* [Directions for this task] Scan the material below for "selected", then return each line that contains it.

* [Study material]

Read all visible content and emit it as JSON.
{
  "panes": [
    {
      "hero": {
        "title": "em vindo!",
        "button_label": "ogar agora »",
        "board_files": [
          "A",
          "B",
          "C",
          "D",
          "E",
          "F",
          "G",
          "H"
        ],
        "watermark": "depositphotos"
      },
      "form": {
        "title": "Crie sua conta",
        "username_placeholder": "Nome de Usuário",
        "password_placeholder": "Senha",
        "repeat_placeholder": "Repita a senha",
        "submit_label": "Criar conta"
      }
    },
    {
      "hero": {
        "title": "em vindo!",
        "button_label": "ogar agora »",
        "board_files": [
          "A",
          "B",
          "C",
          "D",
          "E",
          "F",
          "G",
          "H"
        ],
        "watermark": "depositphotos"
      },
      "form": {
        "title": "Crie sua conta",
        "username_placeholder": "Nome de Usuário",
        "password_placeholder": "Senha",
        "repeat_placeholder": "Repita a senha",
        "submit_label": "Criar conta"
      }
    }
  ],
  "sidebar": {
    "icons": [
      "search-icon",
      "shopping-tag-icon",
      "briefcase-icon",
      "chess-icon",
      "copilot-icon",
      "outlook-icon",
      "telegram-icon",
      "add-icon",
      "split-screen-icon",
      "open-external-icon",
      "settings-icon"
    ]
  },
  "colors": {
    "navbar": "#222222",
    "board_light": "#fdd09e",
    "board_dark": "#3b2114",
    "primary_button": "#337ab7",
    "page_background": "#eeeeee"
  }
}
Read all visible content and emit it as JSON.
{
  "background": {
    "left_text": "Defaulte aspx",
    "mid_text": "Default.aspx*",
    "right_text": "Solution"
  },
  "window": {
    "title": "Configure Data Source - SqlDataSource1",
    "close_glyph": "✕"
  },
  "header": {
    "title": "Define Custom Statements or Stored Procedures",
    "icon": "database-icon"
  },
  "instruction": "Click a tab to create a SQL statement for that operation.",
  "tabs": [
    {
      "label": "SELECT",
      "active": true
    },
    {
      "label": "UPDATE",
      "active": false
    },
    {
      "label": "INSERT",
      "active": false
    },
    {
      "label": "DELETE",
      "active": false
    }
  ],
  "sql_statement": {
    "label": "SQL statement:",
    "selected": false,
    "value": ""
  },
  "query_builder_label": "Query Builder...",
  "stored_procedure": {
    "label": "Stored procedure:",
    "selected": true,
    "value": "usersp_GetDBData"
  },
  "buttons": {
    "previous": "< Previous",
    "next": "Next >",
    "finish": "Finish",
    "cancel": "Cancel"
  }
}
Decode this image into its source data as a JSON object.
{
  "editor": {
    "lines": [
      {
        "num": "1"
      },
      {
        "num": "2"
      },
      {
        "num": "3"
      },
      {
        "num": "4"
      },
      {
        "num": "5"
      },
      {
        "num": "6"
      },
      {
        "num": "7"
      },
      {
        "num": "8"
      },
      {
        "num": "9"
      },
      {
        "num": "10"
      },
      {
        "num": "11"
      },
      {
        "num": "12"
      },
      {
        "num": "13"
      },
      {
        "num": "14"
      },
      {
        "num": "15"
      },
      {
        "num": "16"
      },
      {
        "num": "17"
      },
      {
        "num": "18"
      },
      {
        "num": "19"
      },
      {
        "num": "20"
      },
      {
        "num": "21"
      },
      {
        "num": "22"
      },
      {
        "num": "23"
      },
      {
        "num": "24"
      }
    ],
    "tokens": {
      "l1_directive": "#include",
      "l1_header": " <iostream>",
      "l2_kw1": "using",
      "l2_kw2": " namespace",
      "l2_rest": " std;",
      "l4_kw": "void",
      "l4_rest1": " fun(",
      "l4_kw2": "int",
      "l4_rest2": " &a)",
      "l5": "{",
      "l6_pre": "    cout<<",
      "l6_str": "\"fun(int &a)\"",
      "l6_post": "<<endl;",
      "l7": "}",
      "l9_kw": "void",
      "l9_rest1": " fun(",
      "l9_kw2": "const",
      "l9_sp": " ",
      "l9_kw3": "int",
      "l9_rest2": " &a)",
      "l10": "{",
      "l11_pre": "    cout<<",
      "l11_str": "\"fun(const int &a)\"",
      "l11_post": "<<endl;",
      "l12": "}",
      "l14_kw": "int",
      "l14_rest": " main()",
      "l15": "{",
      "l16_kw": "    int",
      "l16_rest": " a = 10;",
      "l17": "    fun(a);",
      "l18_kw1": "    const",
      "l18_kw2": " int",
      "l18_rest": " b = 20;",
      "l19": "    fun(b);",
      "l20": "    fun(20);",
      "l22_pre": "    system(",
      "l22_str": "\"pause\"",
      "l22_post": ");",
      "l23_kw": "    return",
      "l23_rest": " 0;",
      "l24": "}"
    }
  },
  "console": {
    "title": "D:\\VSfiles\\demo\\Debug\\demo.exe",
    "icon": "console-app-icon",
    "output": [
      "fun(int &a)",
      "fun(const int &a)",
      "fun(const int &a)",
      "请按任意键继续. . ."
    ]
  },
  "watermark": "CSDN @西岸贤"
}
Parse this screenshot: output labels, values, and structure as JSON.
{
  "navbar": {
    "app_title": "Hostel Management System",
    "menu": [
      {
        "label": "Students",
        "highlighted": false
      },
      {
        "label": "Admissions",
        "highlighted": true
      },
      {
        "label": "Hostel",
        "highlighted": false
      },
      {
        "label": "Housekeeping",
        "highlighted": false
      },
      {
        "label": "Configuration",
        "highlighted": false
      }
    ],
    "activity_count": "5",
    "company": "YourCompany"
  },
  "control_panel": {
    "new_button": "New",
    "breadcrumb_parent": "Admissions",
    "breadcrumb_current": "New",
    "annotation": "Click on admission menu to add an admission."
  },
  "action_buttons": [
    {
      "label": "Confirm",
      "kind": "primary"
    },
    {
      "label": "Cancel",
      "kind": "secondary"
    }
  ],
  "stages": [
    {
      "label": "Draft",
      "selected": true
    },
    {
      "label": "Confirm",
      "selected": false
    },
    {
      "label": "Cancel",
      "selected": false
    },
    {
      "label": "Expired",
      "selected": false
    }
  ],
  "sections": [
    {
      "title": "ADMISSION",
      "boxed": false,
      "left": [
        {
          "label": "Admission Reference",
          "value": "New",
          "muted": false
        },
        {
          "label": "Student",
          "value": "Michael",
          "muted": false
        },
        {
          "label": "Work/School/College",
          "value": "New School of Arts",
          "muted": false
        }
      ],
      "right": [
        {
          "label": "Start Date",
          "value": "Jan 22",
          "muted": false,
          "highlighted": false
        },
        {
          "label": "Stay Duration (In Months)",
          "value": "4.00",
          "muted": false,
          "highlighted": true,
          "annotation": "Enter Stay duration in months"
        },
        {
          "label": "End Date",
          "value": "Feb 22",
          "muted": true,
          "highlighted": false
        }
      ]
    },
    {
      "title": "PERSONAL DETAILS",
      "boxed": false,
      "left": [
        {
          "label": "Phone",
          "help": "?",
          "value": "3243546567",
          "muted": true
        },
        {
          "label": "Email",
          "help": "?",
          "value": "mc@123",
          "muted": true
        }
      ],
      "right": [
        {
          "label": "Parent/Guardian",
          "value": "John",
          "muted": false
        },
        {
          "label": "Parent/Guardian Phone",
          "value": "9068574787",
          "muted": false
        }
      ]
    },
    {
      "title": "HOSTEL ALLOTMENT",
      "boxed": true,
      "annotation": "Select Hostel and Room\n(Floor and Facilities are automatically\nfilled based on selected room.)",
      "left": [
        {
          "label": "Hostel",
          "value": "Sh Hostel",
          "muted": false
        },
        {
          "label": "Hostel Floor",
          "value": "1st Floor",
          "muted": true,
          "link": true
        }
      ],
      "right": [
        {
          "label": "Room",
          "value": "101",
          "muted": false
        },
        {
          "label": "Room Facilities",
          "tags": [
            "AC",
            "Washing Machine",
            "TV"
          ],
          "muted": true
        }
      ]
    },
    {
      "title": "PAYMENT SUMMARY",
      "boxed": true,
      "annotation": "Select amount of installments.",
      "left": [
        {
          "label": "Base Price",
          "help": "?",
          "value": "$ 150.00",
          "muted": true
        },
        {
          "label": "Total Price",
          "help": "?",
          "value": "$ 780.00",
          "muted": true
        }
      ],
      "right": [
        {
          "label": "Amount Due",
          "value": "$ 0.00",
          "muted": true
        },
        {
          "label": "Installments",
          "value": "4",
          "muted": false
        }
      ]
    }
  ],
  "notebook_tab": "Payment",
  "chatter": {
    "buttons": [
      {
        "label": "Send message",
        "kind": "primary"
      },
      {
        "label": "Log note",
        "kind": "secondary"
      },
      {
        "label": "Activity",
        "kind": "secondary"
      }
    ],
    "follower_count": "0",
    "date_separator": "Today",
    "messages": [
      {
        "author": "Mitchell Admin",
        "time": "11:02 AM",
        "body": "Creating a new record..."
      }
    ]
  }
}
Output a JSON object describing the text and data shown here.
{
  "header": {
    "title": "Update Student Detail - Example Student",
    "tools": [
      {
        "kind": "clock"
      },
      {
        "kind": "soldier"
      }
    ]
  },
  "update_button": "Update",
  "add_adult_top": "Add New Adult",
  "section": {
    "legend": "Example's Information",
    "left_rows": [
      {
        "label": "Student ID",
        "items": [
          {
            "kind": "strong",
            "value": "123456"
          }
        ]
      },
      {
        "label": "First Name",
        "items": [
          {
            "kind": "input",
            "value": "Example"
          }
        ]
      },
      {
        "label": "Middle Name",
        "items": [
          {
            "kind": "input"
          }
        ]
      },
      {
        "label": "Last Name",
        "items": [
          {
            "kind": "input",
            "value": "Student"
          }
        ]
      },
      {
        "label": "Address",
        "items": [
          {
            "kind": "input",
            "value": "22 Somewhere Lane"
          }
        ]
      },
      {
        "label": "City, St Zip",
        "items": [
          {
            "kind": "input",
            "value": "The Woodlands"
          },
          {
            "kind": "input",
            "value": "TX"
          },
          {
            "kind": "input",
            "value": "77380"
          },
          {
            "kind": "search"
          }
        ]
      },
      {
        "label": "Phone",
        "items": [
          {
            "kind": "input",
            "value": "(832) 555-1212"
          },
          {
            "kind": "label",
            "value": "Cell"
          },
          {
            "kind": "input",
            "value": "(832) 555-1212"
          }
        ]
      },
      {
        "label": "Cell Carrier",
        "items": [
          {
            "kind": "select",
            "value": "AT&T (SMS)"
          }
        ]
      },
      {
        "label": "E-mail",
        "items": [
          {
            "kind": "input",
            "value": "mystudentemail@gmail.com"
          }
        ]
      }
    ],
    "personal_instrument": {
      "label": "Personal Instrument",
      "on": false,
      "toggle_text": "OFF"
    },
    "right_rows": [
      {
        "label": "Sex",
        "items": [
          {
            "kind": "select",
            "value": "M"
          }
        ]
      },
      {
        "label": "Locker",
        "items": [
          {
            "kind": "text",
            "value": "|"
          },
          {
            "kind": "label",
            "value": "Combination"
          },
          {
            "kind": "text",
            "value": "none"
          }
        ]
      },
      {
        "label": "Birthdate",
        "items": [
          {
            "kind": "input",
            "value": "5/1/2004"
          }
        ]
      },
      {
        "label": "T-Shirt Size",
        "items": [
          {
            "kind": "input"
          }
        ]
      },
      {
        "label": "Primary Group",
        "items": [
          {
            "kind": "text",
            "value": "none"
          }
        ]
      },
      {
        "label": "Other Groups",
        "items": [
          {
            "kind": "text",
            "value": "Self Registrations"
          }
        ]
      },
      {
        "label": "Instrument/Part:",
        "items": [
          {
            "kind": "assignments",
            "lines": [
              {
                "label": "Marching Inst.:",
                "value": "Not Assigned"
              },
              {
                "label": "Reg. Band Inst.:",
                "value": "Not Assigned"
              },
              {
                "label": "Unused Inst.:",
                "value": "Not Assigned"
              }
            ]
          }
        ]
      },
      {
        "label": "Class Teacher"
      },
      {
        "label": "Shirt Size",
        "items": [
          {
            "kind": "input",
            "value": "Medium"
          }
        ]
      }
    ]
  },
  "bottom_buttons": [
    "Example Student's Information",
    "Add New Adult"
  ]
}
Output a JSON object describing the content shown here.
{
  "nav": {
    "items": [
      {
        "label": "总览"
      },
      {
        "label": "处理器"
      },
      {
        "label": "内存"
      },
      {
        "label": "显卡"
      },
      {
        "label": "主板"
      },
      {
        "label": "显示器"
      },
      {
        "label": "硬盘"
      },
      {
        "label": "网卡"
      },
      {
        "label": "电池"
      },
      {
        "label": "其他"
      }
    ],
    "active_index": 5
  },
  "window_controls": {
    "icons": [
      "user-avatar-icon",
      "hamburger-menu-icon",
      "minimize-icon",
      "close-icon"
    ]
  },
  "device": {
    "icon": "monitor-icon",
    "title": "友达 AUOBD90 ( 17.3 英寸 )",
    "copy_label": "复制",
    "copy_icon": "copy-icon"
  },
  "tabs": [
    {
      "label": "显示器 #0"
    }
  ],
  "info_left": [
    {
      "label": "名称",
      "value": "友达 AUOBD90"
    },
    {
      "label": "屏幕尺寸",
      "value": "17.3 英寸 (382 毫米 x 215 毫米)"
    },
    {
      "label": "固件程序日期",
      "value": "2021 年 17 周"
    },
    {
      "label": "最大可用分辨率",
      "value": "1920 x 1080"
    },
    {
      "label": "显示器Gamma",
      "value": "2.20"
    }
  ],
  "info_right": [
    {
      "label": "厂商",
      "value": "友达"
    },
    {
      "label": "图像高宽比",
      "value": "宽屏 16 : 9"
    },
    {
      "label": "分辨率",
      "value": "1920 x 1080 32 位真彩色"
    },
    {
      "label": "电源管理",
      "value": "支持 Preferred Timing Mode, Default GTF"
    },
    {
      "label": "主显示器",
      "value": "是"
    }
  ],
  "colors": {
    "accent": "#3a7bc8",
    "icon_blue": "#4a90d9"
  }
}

* [Answer below]
    "selected": false,
    "selected": true,
      "selected": true
      "selected": false
      "selected": false
      "selected": false
      "annotation": "Select Hostel and Room\n(Floor and Facilities are automatically\nfilled based on selected room.)",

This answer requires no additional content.